AM2R was an ambitious passion project by a man named Milton Guasti, better known under his pseudonym, DoctorM64.  Guasti’s primary goal was to remake the Original Gameboy Metroid II title using an aesthetic inspired from the Gameboy Advance Metroid games.

The development for the fan remake took a whopping 10 years, which is understandable as the game was made solely by DoctorM64. Aside from significantly better visuals than the original, AM2R also increased the playable screen real-estate, making the game a comfortable romp rather a claustrophobic crawl. Additionally, the game featured all new music, a completely redone UI, a Metroid Prime-inspired logbook system, a better map with deployable markers, as well as new areas and a whole host of smaller quality of life changes.

AM2R unofficially released on August 6, 2016 for Microsoft Windows. Unfortunately, due to a DMCA takedown notice from Nintendo, the game was quickly removed from the DoctorM64’s website. Fortunately, one undeniable truth of the Internet dictates that nothing ever truly leaves once it has been uploaded to the web. Luckily the same was true for AM2R, so those interested in trying the game can still find it if they are willing to dig around a little.

Why Metroid Return Of Samus Needed To Exist
Metroid: Samus Returns gameplay images via Nintendo

AM2R has been met with overwhelmingly positive press, from not only hardcore Metroid fans but from the games industry as well, with a notable but short lived inclusion in 2016’s Games Award Show. The success of AM2R proved that people want more Metroid, and Nintendo announcing Return of Samus on 3DS will finally bridge that missing link within the franchise.

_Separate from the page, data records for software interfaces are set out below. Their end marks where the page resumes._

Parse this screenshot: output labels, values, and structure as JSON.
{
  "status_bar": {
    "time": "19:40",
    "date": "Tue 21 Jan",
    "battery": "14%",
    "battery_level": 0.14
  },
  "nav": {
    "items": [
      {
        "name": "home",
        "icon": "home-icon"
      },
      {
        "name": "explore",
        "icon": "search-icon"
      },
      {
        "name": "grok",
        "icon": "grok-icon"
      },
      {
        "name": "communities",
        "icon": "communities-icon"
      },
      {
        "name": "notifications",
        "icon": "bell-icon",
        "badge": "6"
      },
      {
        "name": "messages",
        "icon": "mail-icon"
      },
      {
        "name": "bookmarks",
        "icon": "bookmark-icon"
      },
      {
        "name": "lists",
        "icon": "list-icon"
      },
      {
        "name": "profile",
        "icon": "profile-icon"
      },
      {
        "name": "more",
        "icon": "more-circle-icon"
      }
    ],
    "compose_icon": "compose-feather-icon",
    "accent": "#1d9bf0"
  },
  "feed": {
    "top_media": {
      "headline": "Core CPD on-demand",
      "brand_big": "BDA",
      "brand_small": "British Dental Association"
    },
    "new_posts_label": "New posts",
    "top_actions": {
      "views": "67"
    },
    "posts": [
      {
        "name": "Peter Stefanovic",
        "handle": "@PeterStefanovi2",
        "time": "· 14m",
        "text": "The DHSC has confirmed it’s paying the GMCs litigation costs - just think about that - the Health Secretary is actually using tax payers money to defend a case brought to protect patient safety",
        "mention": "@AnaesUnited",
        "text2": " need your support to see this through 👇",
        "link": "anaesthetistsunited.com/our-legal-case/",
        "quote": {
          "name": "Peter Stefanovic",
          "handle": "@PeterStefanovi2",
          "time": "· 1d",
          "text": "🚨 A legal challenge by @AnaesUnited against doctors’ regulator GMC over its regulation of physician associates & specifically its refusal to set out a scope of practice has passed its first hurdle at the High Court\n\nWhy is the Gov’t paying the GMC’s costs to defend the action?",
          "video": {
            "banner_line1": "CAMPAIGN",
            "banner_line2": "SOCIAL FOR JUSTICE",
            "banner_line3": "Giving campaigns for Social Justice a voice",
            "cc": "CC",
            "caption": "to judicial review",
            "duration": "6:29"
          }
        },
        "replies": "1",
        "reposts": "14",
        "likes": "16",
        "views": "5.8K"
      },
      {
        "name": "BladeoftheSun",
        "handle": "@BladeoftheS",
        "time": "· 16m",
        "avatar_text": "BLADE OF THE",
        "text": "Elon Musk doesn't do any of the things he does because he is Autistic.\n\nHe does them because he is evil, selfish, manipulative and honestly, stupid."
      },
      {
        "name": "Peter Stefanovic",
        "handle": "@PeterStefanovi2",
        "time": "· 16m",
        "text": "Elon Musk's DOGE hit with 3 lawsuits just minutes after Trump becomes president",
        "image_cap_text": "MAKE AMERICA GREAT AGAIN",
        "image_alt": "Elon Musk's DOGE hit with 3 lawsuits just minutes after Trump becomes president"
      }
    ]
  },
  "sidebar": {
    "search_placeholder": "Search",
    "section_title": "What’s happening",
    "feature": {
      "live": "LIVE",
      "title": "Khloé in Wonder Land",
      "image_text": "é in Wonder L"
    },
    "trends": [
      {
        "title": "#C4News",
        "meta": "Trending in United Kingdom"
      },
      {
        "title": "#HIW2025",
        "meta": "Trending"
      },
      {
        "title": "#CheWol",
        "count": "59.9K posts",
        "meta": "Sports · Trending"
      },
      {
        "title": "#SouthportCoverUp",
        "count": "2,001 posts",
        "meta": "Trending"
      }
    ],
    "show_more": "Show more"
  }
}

Ultimately, the lack of brevity between titles coupled with releases of spinoffs such as Federation Force, has left fans thirsty for the true return of Samus, which hopefully will happen once the 3DS remake launches this September.